Media reports here and here indicate that musician JB Maina has accepted Safaricom’s out-of-court settlement offer of KES 15.5 Million in the case of John Boniface Maina v Safaricom Limited  eKLR. To recap briefly, the JB Maina case has been in court since 2010 when Safaricom was accused of copyright infringement in respect of musical works of JB Maina alleged to have been uploaded on Safaricom’s portals.
Prior to the reported settlement, the court had already granted JB Maina a temporary injunction restraining Safaricom from dealing in JB Maina’s works, in addition to awarding JB Maina the costs of the motion to be paid by Safaricom.
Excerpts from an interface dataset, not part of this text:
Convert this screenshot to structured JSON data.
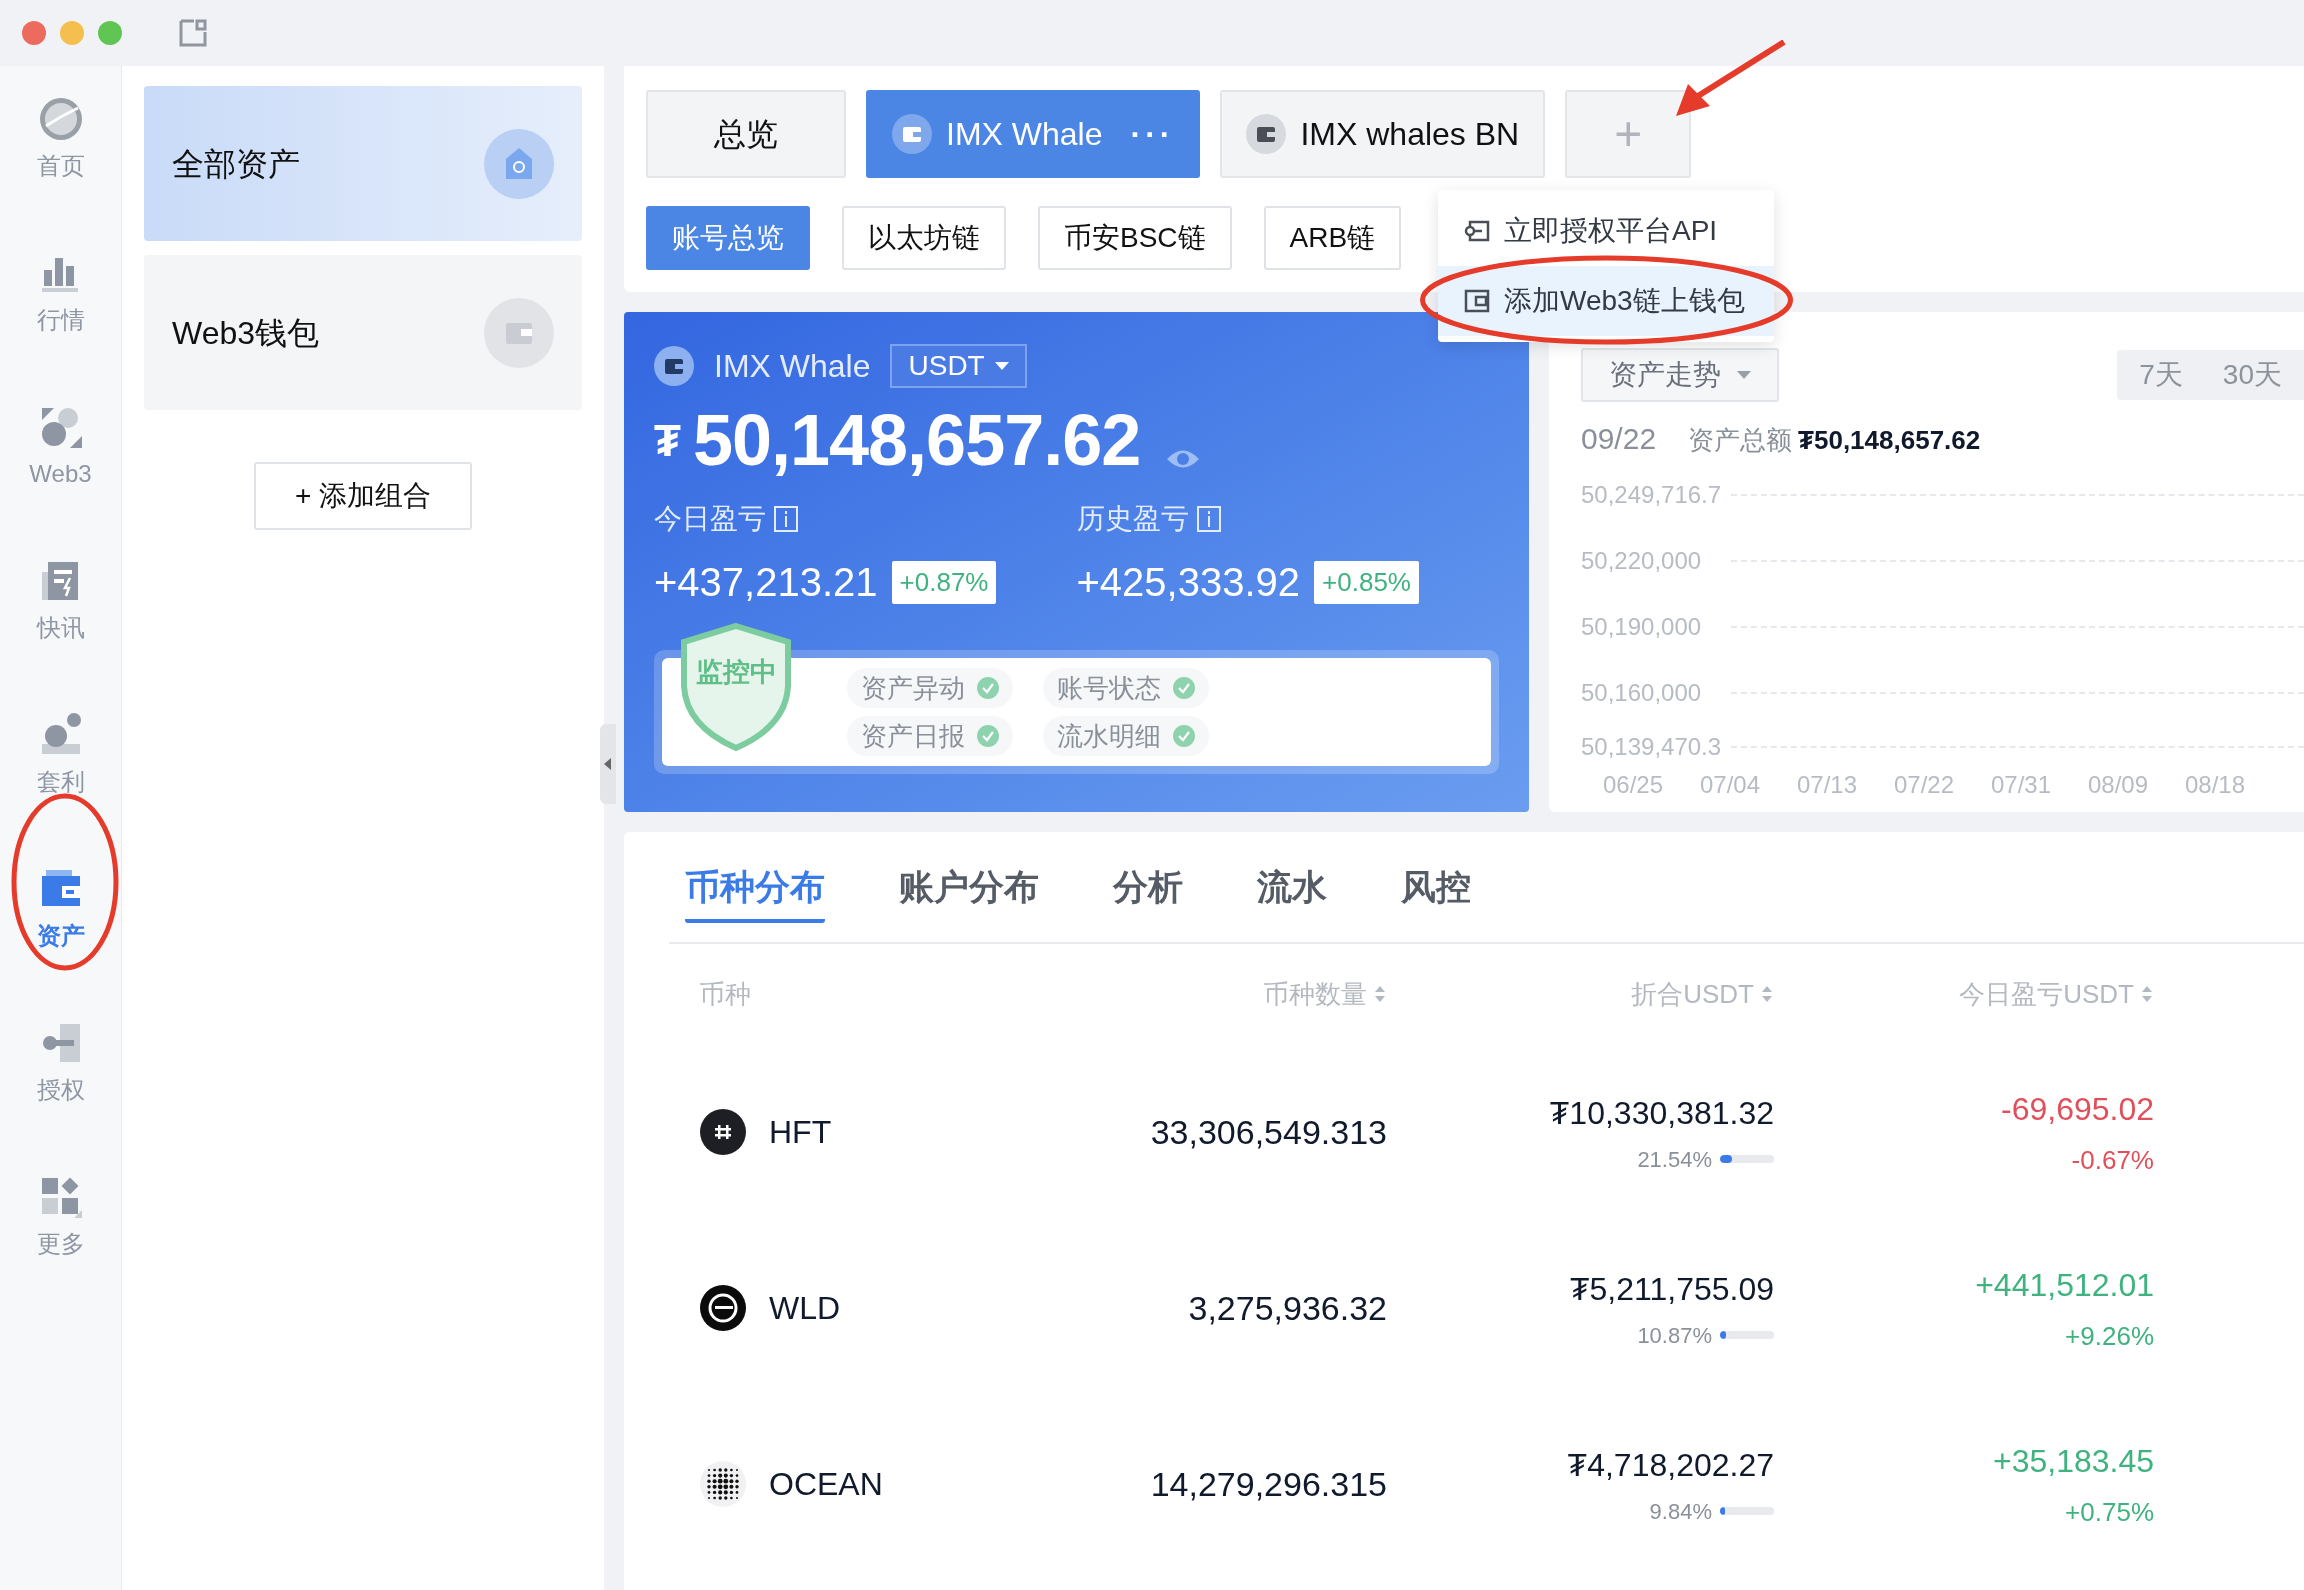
{
  "nav": [
    {
      "label": "首页",
      "kind": "home",
      "selected": false
    },
    {
      "label": "行情",
      "kind": "market",
      "selected": false
    },
    {
      "label": "Web3",
      "kind": "web3",
      "selected": false
    },
    {
      "label": "快讯",
      "kind": "news",
      "selected": false
    },
    {
      "label": "套利",
      "kind": "arbitrage",
      "selected": false
    },
    {
      "label": "资产",
      "kind": "assets",
      "selected": true
    },
    {
      "label": "授权",
      "kind": "auth",
      "selected": false
    },
    {
      "label": "更多",
      "kind": "more",
      "selected": false
    }
  ],
  "portfolios": [
    {
      "label": "全部资产",
      "kind": "all",
      "selected": true
    },
    {
      "label": "Web3钱包",
      "kind": "wallet",
      "selected": false
    }
  ],
  "add_portfolio": "+ 添加组合",
  "account_tabs": [
    {
      "label": "总览",
      "kind": "plain",
      "selected": false
    },
    {
      "label": "IMX Whale",
      "kind": "wallet",
      "selected": true,
      "more": "···"
    },
    {
      "label": "IMX whales BN",
      "kind": "wallet",
      "selected": false
    }
  ],
  "add_tab": "+",
  "chain_tabs": [
    {
      "label": "账号总览",
      "selected": true
    },
    {
      "label": "以太坊链",
      "selected": false
    },
    {
      "label": "币安BSC链",
      "selected": false
    },
    {
      "label": "ARB链",
      "selected": false
    }
  ],
  "menu": [
    {
      "label": "立即授权平台API",
      "kind": "api",
      "selected": false
    },
    {
      "label": "添加Web3链上钱包",
      "kind": "wallet",
      "selected": true
    }
  ],
  "summary": {
    "name": "IMX Whale",
    "currency": "USDT",
    "symbol": "₮",
    "total": "50,148,657.62",
    "stats": [
      {
        "label": "今日盈亏",
        "value": "+437,213.21",
        "pct": "+0.87%"
      },
      {
        "label": "历史盈亏",
        "value": "+425,333.92",
        "pct": "+0.85%"
      }
    ],
    "monitor": "监控中",
    "checks": [
      {
        "label": "资产异动",
        "on": true
      },
      {
        "label": "账号状态",
        "on": true
      },
      {
        "label": "资产日报",
        "on": true
      },
      {
        "label": "流水明细",
        "on": true
      }
    ]
  },
  "trend": {
    "select": "资产走势",
    "ranges": [
      {
        "label": "7天",
        "selected": false
      },
      {
        "label": "30天",
        "selected": false
      }
    ],
    "date": "09/22",
    "total_label": "资产总额",
    "total": "₮50,148,657.62",
    "y_labels": [
      "50,249,716.7",
      "50,220,000",
      "50,190,000",
      "50,160,000",
      "50,139,470.3"
    ],
    "x_labels": [
      "06/25",
      "07/04",
      "07/13",
      "07/22",
      "07/31",
      "08/09",
      "08/18"
    ]
  },
  "detail_tabs": [
    {
      "label": "币种分布",
      "selected": true
    },
    {
      "label": "账户分布",
      "selected": false
    },
    {
      "label": "分析",
      "selected": false
    },
    {
      "label": "流水",
      "selected": false
    },
    {
      "label": "风控",
      "selected": false
    }
  ],
  "table": {
    "columns": [
      {
        "label": "币种",
        "sortable": false
      },
      {
        "label": "币种数量",
        "sortable": true
      },
      {
        "label": "折合USDT",
        "sortable": true
      },
      {
        "label": "今日盈亏USDT",
        "sortable": true
      }
    ],
    "rows": [
      {
        "coin": "HFT",
        "kind": "hft",
        "quantity": "33,306,549.313",
        "value": "₮10,330,381.32",
        "share": "21.54%",
        "level": 0.2154,
        "pnl": "-69,695.02",
        "pnl_pct": "-0.67%",
        "color": "#e0505a"
      },
      {
        "coin": "WLD",
        "kind": "wld",
        "quantity": "3,275,936.32",
        "value": "₮5,211,755.09",
        "share": "10.87%",
        "level": 0.1087,
        "pnl": "+441,512.01",
        "pnl_pct": "+9.26%",
        "color": "#3fb27f"
      },
      {
        "coin": "OCEAN",
        "kind": "ocean",
        "quantity": "14,279,296.315",
        "value": "₮4,718,202.27",
        "share": "9.84%",
        "level": 0.0984,
        "pnl": "+35,183.45",
        "pnl_pct": "+0.75%",
        "color": "#3fb27f"
      }
    ]
  }
}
Thereafter the court allowed JB Maina’s application for Anton Piller orders against Safaricom. These orders allowed JB Maina to enter Safaricom’s premises, inspect its machines, take records, make copies of records for purposes of gathering and preserving evidence necessary to prove his claim of copyright infringement. The final straw in the JB Maina case was an application filed by JB Maina for Safaricom Chief Executive Officer to be held in contempt of the anton piller orders issued by the court and committed to civil jail. This move prompted Safaricom to seek the leave of the court to allow for an out-of-court settlement of the suit with JB Maina.
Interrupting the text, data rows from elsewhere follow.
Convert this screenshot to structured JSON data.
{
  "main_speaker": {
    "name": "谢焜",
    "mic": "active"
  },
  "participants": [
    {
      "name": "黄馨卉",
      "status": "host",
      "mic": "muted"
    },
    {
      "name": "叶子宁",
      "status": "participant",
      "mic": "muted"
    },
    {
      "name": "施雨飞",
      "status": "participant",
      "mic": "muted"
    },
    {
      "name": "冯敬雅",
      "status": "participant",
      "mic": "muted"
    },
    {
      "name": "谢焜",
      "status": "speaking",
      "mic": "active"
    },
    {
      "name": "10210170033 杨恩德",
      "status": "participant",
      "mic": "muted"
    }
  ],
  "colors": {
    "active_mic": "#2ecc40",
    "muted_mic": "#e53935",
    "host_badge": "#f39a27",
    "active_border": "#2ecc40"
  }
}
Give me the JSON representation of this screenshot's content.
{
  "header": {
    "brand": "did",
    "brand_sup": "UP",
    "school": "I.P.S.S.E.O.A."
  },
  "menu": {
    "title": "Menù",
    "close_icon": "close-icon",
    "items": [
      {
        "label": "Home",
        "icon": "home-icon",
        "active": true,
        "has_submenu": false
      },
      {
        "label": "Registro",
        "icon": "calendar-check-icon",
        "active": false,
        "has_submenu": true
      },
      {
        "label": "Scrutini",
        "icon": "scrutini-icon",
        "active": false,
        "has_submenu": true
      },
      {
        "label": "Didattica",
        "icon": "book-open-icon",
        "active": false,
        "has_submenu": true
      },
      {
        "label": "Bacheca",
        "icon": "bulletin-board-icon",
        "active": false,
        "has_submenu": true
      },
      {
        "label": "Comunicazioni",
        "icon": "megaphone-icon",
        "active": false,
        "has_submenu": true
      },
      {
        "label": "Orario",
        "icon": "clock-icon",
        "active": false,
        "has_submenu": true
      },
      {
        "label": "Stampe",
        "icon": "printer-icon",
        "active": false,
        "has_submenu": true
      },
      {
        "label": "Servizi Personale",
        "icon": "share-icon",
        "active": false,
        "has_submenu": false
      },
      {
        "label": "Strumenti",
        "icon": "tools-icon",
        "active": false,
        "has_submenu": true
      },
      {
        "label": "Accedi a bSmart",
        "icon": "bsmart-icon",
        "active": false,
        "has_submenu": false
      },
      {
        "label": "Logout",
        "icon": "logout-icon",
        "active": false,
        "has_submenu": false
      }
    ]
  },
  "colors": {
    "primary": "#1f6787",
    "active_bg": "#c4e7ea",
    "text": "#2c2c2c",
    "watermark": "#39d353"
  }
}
With above information in mind, it comes as no surprise that Safaricom would be keen to pursue and conclude an out-of-court settlement in this matter with JB Maina. However this blogger argues that this settlement has left several critical issues unanswered:
1. The Separation of Infrastructure Provision from Content Provision
In this regard, Safaricom’s position has always been that it is an infrastructure provider that enables rights owners and their licensees to avail their music to end users. In the present case, the licensees are Content Service Providers (CSPs) who are duly licensed by the relevant collective management organisations (CMOs) to avail music. In this regard, Safaricom maintains that where licensed CSPs provide music using Safaricom’s infrastructure, it is enough that the CSPs produce to Safaricom all the required copyright licenses issued to it by the CMOs. It is on this basis that Safaricom enters into Content Provision Agreements (CPAs) with CSPs whereby the latter undertake to obtain all necessary licenses, rights of use, assignment and approvals from any relevant authorities and copyright owners for the provision of the Content and ensure that such licenses and approvals are updated and valid throughout the term of the CPAs. Critically, the CPAs state that CSPs undertake to defend and/or settle all intellectual property (IP) infringement claims brought against Safaricom and keep the latter fully indemnified.
In light of the above, Safaricom argue that as an infrastructure provider, it need not be licensed by CMOs or rights owners since the CSPs availing the music to end users are already licensed by CMOs and/or rights owners.
However, this blogger contends that the above argument is problematic for two main reasons, namely it betrays the widely accepted understanding of “communication to the public” and “infringement” under domestic and international copyright laws. In this regard, it is submitted that both functions of infrastructure provision and content provisions entail an exploitation of the right of communication to public and/or making available as defined under Article 8 of the WIPO Copyright Treaty and Section 2 of the Kenya Copyright Act. With regard to the issue of infringement, section 35 clearly contemplates two levels of infringement namely primary and secondary or direct and indirect. It is submitted that Safaricom may be liable for secondary or indirect copyright infringement as an infrastructure provider since it causes to be done or furthers the doing of an act which is controlled by the rights owners.
2. The Role of Content Service Providers
Safaricom advances two main reasons why it is averse to dealing directly with rights owners like JB Maina. Firstly, it argues that under the Kenya Information and Communication Act (KICA) read together with the Unified Licensing Framework gazetted in 2008, only CSPs who hold a current license from the Communications Authority of Kenya (CAK) are mandated to provide music to end users. Therefore Safaricom would only deal with CSPs and/or rights owners once they are duly licensed by CAK. Secondly, Safaricom appears to suggest the current arrangement of CSPs as middle-men is consistent with the provisions of the Kenya Competition Act i.e. preventing the monopolisation of content provision by a handful of CMOs or rights owners.
This blogger argues that this arrangement do not always work to the advantage of CMOs and rights owners since the CSPs are at liberty to under-state royalty payments received from Safaricom. Therefore, rights owners like JB Maina and CMOs like MCSK, KAMP and PRiSK must insist on dealing directly with Safaricom or at least having tripartite agreements where the copyright owners can be on the same level as the CSPs.
It is clear that JB Maina’s case raised important issues regarding rights owners that are not members of any of the music CMOs. However there are two other likely scenarios that would require Safaricom to deal directly with a rights owner. Firstly, where the rights owner is a member of a CMO but has selectively limited its assignments to the latter and/or the works to be administered by the latter. Secondly, where the rights owner has assigned all rights exclusively to both the CMOs and the CSPs (A frequent occurence!).